Sports runs so deep in Pickett that in 2002 he founded the Big Country Athletic Hall of Fame, which has a museum in the Mall of Abilene. Pickett was inducted into the hall in 2016 as a member of the media.
Years of broadcasting games have provided plenty of excitement for Pickett. But the 2009 season may have provided the most drama and satisfaction. That was the year that Abilene High School won a state championship, knocking out two favored giants, Cedar Hill and Katy. And it’s the season that the book “Brother’s Keeper” is based on.
The first shocker of the season came when Abilene High downed the Cedar Hill Longhorns 41-17.
“We were not supposed to win,” Pickett recalled, “and on paper we should never have won.”
But they did. And they won big, although it was a nail-biter with seven and a half minutes left in the game. Abilene High was leading 27-17, but a Cedar Hill player broke a long run to the AHS one-yard line.
The Eagles put up a magnificent goal line stand and took over on downs. On the first play after the goal line stand, star running back Herschel Sims scampered down the field for a 95-yard touchdown. Pickett’s recollection of the game still brings goosebumps.
“As he’s racing down the field untouched,” Pickett said, “I could see Cedar Hill people heading for the exits.”
Abilene High had two more victories, over Arlington Bowie and Klein, before taking on the Katy Tigers for the state championship. Katy brought back-to-back championships to the game and was expected to take home another. But the Abilene High Eagles thought better and won the game 28-17.
Pickett didn’t play high school football but was on the basketball, baseball, track, and cross country teams at Council Grove, Kansas. He knows sports well and also knows that it is important to be as objective as possible when broadcasting games. With the internet, you never know who’s listening.
Pickett, like Statler, is mindful of giving the score frequently. And, he makes sure he sets the down and distance, describes what happens on both sides of the ball for each play, and then resets the down and distance.
“You need to paint the picture for the listener,” Pickett said. “That’s the fun part for me.”
Pogue grew up in Abilene, attended Lincoln Junior High, and graduated in 1981 from Abilene High School. But since then, it’s been all Cooper for Pogue, who’s known to fans as “The Voice of the Cougars.” From 1985 to 1990, Pogue was sports information director at Hardin-Simmons University, where he earned both bachelor’s and a master’s degrees.
Since 1990, he has taught English at Cooper, where he sponsors the Student Council and announces games on the radio.
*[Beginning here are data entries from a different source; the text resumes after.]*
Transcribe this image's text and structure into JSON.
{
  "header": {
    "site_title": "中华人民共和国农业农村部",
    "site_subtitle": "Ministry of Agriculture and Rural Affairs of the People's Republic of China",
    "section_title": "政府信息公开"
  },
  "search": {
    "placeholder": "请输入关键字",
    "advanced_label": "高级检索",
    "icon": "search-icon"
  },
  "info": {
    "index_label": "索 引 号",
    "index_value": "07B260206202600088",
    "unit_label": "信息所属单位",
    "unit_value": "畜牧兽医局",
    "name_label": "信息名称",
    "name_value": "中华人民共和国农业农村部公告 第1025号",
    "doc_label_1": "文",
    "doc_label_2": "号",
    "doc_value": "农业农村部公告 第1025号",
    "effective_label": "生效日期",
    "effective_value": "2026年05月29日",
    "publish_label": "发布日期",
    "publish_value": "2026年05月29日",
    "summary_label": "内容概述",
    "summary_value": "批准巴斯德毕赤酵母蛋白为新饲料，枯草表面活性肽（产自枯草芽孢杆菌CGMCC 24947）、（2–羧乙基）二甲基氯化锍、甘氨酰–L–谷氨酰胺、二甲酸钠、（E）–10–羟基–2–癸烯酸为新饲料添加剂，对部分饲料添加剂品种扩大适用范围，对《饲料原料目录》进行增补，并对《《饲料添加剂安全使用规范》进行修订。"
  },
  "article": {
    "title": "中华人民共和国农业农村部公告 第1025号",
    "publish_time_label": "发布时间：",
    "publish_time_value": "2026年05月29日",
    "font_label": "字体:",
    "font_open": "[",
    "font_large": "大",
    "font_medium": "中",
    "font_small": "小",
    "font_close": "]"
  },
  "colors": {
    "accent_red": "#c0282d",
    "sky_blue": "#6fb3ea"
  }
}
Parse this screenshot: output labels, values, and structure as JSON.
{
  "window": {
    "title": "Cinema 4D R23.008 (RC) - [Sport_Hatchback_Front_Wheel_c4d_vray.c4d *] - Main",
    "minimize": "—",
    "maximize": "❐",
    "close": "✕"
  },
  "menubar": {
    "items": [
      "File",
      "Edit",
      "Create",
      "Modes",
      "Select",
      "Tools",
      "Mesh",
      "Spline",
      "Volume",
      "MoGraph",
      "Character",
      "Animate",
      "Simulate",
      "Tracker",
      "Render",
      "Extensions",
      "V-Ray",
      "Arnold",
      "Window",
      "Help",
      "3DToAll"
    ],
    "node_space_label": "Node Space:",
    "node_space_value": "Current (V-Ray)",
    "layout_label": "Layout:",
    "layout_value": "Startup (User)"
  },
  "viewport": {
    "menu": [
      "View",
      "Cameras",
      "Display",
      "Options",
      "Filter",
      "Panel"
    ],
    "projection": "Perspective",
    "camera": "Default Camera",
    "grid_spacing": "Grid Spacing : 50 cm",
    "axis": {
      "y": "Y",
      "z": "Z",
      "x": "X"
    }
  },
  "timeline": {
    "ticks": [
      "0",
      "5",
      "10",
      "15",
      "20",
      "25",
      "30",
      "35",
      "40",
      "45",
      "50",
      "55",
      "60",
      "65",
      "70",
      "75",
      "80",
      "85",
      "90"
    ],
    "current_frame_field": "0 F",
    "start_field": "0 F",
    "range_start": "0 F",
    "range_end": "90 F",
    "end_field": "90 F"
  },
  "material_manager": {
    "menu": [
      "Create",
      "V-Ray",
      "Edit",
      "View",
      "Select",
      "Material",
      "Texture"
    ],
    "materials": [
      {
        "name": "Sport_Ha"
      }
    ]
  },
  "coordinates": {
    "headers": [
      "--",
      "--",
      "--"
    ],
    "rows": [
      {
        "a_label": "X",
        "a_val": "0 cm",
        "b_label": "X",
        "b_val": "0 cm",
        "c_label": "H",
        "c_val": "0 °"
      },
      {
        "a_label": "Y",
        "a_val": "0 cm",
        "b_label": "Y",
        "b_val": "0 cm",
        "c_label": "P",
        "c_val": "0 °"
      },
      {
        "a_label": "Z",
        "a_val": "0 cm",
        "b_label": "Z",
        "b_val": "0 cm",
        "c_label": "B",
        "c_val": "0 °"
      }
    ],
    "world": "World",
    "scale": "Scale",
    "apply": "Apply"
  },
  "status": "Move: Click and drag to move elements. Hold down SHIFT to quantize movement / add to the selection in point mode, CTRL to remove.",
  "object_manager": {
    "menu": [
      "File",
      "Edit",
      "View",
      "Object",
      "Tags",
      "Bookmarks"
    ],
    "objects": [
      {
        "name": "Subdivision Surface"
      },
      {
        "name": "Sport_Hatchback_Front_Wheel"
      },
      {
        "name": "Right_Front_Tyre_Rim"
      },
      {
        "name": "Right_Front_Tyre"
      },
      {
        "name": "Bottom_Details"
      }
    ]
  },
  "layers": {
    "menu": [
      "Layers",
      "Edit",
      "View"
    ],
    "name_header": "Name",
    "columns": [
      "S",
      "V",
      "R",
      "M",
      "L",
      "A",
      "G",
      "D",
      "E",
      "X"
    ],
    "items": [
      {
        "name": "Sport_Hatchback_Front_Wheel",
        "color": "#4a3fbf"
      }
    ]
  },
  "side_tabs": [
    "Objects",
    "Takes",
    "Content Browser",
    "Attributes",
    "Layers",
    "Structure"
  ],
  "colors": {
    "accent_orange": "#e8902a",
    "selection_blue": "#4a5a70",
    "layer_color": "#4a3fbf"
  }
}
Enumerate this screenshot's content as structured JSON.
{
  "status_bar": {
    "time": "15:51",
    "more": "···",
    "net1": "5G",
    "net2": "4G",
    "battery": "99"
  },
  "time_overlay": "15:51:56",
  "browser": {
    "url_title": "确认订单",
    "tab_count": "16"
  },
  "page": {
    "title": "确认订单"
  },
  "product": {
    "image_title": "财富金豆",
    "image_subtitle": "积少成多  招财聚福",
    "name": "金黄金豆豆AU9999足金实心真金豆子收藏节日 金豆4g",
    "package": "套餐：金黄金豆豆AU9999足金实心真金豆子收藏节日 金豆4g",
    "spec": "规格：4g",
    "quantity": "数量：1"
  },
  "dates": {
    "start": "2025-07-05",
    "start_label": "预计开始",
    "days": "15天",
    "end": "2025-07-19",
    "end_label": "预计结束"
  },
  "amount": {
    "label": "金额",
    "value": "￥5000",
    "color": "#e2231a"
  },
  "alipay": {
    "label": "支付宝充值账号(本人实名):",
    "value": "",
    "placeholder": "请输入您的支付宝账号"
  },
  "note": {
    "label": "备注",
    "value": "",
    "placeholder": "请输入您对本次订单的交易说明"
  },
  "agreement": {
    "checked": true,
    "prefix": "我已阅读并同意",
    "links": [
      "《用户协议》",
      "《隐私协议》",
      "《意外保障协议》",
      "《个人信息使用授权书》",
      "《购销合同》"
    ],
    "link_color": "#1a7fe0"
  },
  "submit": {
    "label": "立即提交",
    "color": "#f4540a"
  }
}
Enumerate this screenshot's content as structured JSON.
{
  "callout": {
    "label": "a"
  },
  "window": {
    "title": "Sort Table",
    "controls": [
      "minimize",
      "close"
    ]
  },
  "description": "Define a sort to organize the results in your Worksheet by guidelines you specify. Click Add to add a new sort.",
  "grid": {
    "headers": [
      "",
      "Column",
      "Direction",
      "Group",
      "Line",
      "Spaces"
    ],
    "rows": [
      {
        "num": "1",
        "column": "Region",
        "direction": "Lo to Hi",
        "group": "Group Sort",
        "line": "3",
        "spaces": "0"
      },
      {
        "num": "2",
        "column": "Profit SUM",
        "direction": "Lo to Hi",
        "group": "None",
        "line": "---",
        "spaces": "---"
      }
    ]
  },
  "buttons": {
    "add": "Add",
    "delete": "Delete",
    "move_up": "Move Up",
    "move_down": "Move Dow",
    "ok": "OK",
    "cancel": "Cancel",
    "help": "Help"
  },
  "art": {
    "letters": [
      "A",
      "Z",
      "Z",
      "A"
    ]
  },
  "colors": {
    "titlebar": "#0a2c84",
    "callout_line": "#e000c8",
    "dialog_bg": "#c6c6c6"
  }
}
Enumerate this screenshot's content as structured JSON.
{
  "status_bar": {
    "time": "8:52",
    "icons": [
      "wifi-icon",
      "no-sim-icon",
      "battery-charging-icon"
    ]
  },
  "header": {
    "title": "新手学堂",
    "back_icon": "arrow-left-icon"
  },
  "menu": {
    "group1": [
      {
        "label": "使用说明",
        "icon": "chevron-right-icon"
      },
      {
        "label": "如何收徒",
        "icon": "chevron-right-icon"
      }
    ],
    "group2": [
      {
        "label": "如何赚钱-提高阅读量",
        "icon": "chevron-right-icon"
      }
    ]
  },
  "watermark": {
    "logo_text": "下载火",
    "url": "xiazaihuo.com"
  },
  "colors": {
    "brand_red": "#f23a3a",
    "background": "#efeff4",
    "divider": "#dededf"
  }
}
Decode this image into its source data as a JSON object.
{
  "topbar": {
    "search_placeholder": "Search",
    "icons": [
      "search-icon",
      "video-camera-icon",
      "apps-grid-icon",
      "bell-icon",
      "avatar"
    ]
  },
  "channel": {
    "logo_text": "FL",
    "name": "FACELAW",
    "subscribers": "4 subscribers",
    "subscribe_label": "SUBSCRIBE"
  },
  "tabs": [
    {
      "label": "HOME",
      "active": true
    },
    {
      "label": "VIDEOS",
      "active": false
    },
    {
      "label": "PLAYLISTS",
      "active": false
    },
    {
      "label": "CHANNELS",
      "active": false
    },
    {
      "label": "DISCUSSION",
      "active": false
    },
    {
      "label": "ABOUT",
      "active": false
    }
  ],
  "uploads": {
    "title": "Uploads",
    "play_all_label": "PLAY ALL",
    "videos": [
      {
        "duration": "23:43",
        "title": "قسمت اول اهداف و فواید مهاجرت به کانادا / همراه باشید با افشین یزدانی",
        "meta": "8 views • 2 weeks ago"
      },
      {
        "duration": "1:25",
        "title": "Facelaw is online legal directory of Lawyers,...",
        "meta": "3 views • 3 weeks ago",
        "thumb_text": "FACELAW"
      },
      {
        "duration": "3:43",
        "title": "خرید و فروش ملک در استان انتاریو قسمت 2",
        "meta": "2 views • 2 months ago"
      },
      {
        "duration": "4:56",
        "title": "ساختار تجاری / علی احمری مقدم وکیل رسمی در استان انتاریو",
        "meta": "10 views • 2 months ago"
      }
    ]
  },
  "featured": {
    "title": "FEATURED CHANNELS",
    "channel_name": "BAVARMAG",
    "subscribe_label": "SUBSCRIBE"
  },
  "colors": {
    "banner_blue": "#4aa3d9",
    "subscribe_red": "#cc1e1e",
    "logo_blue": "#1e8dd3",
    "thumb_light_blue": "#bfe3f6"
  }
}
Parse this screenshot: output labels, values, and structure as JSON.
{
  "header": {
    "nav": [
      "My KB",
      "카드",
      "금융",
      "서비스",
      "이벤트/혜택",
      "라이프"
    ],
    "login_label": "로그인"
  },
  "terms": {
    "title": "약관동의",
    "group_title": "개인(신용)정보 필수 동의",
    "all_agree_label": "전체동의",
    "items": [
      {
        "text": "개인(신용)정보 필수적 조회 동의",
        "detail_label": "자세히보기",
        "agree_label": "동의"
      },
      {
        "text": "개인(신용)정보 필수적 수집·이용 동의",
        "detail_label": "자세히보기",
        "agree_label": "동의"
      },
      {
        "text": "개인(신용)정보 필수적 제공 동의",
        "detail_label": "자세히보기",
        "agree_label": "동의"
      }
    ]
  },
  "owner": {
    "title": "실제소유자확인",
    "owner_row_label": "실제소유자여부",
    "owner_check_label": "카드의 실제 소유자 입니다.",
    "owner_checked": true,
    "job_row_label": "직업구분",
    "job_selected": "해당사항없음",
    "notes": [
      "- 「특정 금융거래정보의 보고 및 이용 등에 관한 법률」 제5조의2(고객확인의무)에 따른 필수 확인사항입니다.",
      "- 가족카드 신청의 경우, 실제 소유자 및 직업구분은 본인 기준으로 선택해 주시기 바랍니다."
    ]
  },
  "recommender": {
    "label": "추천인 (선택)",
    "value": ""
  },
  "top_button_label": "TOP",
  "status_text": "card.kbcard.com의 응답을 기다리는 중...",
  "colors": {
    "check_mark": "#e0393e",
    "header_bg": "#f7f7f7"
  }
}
Pogue has had a long interest in broadcasting. He was an English and communications major at Hardin-Simmons and then was sports information director for HSU. He did the radio color analysis for the Hardin-Simmons basketball games in 1985 and 1986. He’s also called baseball and volleyball games and was the voice of the Abilene Prairie Dogs minor league baseball team for five years.
“It’s all been phenomenal,” he said of his radio career. “There are a lot more wins than there are losses.”
A few highlights stand out. One night when he was announcing a Cooper football game, an airman called from Dover Air Force Base, where the bodies of those lost in overseas combat are brought home. The airman was on alert, waiting for word of an incoming flight as he listened to the sounds of Cooper High School football in faraway Abilene, Texas.
“That’s humbling,” Pogue said.
The 1996 football season provided plenty of thrills for Pogue, with Cooper in position to win it all. But it didn’t happen.
“You get to the state championship game,” Pogue said, “and you’re beat by Drew Brees.”
Plenty of teams know the feeling. The legendary quarterback of the New Orleans Saints recently retired after 20 seasons in the NFL.
Other highlights for Pogue involve family members. His wife, Laura, called a baseball game with him in Lubbock once when his broadcast partner was out. And, he’s gotten to call his children’s names over the air. His son, Jamie, was the kicker for the Cougars for two seasons and his daughter, Katie, was in playoff games for the Cooper volleyball team.
“That’ll just make you smile for the rest of your life,” Pogue said.
By Loretta Fulton
Photography By Shayli Anne Photography